NEA: I know that the weaving is a strong part of the ancestry and cultural heritage of your community. Can you talk a little bit about how it makes you feel to be connected to a tradition from your ancestry?
MS. GOLD: As I mentioned earlier, I had never seen anyone my parents' age or my grandmother's age make these baskets. When my sister and I started making them, the elders were so pleased. They'd say, "We're so glad that you two girls are bringing the weaving back." We could just see the smiles on their faces and we knew we had to continue doing it.
I feel it is really important for me to be out in public to let people know about my tribe because it's very small. The other tribes in the Northwest are also very small. It's important for me to be out giving talks about my baskets and about my culture and traditions to both Native and non-Native young people. I also go out to museums and work with curators, do basket-making demonstrations and talk about how important these baskets are in reflecting our culture. When we formed the basket organization we really made a commitment to pass the tradition on down to the young people. We really make an effort to bring young people in. I mean very young people, little children, two and three years old. Even though they can't weave, they're surrounded by weavers and they can see and they can watch. It's surprising how much they can pick up. And we really make a point to have classes for the older kids who are interested. Then I make a point to spend more time working with one or two weavers.
NEA: What has been your greatest source of pride or happiness as a weaver?
MS. GOLD: As I just mentioned, seeing how happy the elders were when they saw our baskets.
There's a second, equally important, experience. When I was learning how to weave, I saw a picture of a Wasco basket collected by Lewis and Clark in 1805. That basket has a very intricate design on it. When I looked at the picture I thought, "When I get to be a real good weaver, I'm going to go and study that basket." The basket is now in a museum at Harvard and it took me about five years to get my confidence up to contact them. I went there and when they brought the basket out for me to look at, I could not put it down. I held it for six hours. It was such an emotional experience. And they kept saying, "We want you to tell us everything about this basket. We what you to tell us what you're feeling and what you're learning from it." It was such an emotional and spiritual experience, I couldn't even talk. I just kept answering, "You have to wait. You have to wait." It was one of the highlights of my weaving career.
NEA: What is the key to appreciating really excellent basket weaving?

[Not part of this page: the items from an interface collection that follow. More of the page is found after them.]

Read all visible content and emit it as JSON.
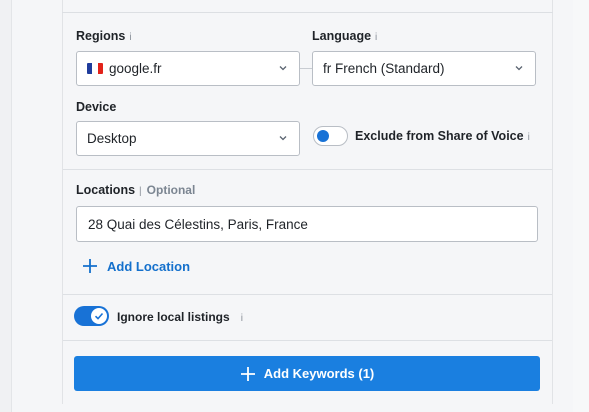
{
  "regions": {
    "label": "Regions",
    "info": "i",
    "selected": "google.fr",
    "flag_colors": [
      "#1f3c9c",
      "#ffffff",
      "#e2231a"
    ]
  },
  "language": {
    "label": "Language",
    "info": "i",
    "selected": "fr French (Standard)"
  },
  "device": {
    "label": "Device",
    "selected": "Desktop"
  },
  "share_of_voice": {
    "label": "Exclude from Share of Voice",
    "info": "i",
    "enabled": false
  },
  "locations": {
    "label": "Locations",
    "optional": "Optional",
    "separator": "|",
    "value": "28 Quai des Célestins, Paris, France",
    "add_label": "Add Location"
  },
  "local_listings": {
    "label": "Ignore local listings",
    "info": "i",
    "enabled": true
  },
  "submit": {
    "label": "Add Keywords (1)"
  },
  "colors": {
    "accent": "#1a7fe0",
    "link": "#1470cc"
  }
}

MS. GOLD: In order for people to really understand and appreciate baskets, they have to know about the culture of the weaver. That's really important, I think, in other aspects of art. But with the basketry, people don't know how to look at baskets. They don't know the various techniques of basket weaving, and they don't understand and appreciate how difficult it is to do the geometric images on a basket. So I think it's very important that they understand the culture and have the opportunity to watch weavers and understand the difficulty it is for a weaver to create the baskets they're creating. But the culture's very important. The baskets reflect the culture.